Read Mark 9:30-32
“They went on from there and passed through Galilee. He did not want anyone to know it; for he was teaching his disciples, saying to them, ‘The Human One is to be betrayed into human hands, and they will kill him, and three days after being killed, he will rise again.’ But they did not understand what he was saying and were afraid to ask him.”
It is clear in the gospels that Jesus was aware of what was about to happen to him. He makes it a point to tell his disciples multiple times. And then he made it a point to give us the bread and the wine to represent his body and blood in order for us to remember. We are to remember Jesus as the one in the center of the first circle, a picture of our own violence, raised up for all the world to see. Our scapegoating and murdering finally revealed for what it is. We are violent people and we have been slaves to the same forces that killed Jesus. It’s a unity based on death, and has nothing to do with the living God. Remember Jesus given over for us.
And then remember that we are forgiven for being a part of that unity. We are released from having to be that kind of human being. Jesus’ death is a death to end all deaths, to set us free to walk out of the rigid old circle of scapegoating and to prepare this new place for us to live as a human family around the loving heart of God.
I find this all to be very good news. I find this something I’m interested in sharing with others. I want to live out this circle that Jesus has offered us. I want to be a part of this new humanity that Jesus instituted. I want to be saved from my involvement with death and live in the resurrection life where death no longer has any power.

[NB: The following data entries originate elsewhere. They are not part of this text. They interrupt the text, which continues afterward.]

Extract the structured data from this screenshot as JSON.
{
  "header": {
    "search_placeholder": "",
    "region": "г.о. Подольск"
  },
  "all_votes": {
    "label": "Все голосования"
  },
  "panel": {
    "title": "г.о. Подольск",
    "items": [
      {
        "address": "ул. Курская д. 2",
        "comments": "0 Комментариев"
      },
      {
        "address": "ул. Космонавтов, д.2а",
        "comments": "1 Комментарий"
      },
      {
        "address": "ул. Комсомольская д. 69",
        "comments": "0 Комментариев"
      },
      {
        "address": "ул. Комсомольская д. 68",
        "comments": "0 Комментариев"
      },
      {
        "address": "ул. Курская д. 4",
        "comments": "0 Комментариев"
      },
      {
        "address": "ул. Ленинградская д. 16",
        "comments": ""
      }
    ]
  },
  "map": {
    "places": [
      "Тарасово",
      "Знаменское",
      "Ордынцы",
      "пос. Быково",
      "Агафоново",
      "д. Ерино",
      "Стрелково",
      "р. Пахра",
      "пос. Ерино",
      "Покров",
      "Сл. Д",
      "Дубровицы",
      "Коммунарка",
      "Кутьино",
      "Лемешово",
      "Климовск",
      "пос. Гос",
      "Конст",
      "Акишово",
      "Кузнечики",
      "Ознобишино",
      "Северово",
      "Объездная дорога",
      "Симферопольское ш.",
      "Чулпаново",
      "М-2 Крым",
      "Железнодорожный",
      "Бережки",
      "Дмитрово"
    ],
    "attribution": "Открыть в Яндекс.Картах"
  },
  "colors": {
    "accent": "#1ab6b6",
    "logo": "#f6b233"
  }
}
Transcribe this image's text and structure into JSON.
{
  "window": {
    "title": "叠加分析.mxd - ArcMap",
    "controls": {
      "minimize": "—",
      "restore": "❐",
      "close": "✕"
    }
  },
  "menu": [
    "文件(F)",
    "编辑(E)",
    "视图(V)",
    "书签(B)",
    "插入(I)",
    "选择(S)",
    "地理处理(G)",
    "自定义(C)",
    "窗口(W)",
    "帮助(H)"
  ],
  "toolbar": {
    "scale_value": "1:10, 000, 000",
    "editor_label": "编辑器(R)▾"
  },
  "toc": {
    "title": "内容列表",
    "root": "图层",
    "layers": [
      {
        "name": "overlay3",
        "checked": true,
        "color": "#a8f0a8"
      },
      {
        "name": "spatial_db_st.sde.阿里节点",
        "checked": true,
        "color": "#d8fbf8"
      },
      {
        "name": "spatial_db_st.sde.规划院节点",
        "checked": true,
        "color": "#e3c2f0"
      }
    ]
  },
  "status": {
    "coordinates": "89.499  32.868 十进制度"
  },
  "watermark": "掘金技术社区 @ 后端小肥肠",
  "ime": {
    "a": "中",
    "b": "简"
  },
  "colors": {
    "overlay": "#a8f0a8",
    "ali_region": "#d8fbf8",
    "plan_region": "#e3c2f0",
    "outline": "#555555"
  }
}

This is World Communion Sunday. All over the world those who call themselves Christians are sharing communion together today. Comm-union means union with. This unifying circle around the bread and the wine is what helps us move out of the circle that lives on the death mechanism of scapegoating and into the circle that lives in the resurrection life. We move out of a unity that always demands more victims in order to survive, and we come into a unity that refuses to create any more victims. Jesus has demanded that he be the last scapegoat, and that we receive forgiveness for our participation in the violence of the circle that crucified him. So, as Jesus said on the cross, it is finished. It is accomplished. There’s no more need for victims. There’s no more need to define ourselves over and against anyone. We are free to begin acting much more like children resting in a mother’s arms. Children who are welcomed to live within an embrace that excludes no one. We can have our unity as pure gift, as pure love between one another that doesn’t need someone to hate; mercy and compassion flowing out of the heart of God.
This is the table that we join around now. Thanks be to God for this immeasurable gift.
Let’s pray together as we prepare our hearts for what is being offered here and then I’ll invite you to come up and receive the meal.